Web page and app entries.
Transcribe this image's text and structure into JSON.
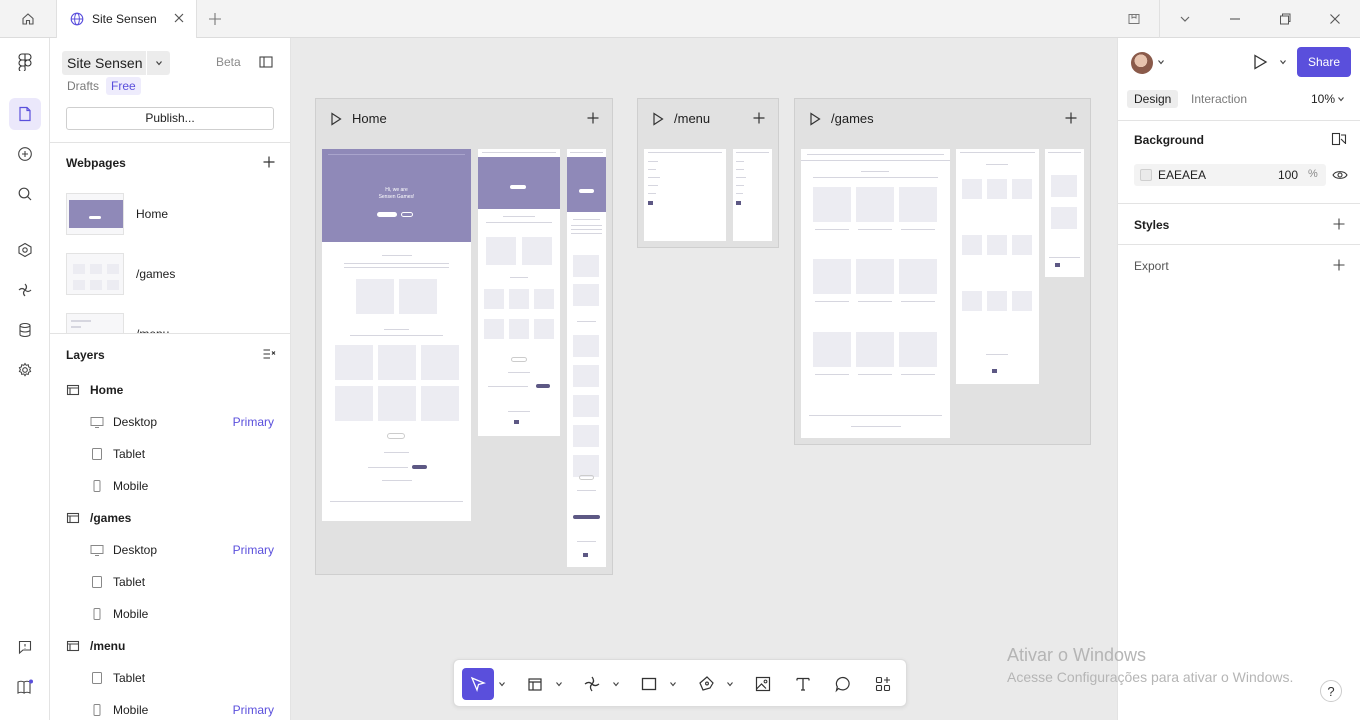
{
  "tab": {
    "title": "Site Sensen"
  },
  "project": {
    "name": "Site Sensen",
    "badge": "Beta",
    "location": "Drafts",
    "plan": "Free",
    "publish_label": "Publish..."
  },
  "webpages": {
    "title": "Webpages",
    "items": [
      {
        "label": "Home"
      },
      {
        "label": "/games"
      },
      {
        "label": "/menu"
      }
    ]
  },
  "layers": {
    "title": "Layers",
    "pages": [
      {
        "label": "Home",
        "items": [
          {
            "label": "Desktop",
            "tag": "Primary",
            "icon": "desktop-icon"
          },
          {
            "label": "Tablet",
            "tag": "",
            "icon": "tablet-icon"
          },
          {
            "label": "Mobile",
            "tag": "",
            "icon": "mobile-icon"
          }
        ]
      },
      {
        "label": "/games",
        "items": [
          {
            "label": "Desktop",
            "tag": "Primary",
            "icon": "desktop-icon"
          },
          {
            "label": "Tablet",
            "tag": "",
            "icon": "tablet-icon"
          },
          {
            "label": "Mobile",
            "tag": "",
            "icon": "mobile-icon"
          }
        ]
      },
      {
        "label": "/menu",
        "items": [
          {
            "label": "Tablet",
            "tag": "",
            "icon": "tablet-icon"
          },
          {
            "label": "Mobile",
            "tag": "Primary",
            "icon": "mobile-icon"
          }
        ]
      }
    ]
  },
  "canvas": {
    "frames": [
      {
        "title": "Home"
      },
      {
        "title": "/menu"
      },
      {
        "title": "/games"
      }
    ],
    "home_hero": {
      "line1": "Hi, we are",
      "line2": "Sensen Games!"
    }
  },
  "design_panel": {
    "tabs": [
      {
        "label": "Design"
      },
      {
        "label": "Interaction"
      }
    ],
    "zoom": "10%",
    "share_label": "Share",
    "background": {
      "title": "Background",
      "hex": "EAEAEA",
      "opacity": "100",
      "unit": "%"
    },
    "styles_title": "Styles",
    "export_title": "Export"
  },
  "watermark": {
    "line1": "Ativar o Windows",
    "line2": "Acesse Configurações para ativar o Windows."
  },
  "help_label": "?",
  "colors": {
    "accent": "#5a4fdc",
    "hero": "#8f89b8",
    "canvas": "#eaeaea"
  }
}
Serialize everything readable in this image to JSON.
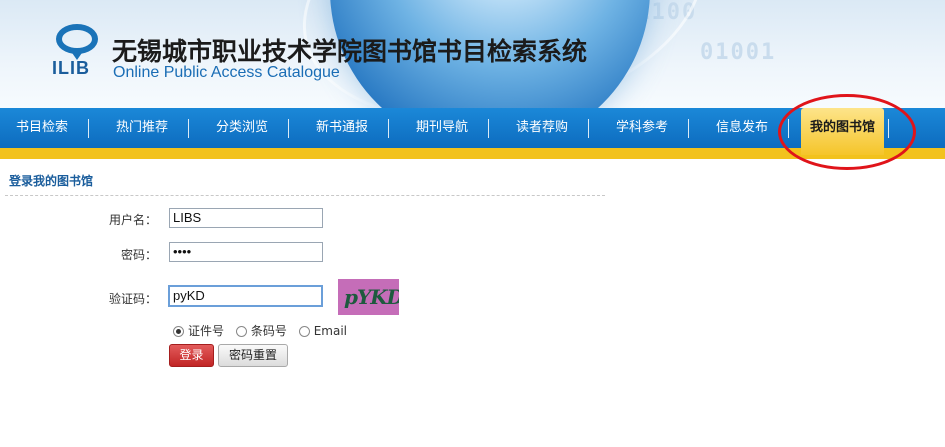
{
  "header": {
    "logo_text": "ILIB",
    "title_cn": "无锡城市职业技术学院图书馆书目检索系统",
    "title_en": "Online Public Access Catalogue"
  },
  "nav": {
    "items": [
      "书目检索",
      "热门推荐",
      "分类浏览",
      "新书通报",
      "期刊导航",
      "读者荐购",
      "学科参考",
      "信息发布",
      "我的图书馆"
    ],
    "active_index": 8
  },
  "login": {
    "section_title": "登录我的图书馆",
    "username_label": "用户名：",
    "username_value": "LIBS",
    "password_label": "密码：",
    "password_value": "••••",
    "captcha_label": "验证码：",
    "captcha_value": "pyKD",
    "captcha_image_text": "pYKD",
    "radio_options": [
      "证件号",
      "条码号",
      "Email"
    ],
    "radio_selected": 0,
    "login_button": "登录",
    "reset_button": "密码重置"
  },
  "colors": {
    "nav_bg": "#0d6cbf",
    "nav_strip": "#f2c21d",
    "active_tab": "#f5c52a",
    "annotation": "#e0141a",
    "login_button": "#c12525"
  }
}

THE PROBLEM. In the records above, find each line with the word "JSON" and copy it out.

SOLUTION FOR THIS EXERCISE.
Transcribe this image's text and structure into JSON.
Serialize everything readable in this image to JSON.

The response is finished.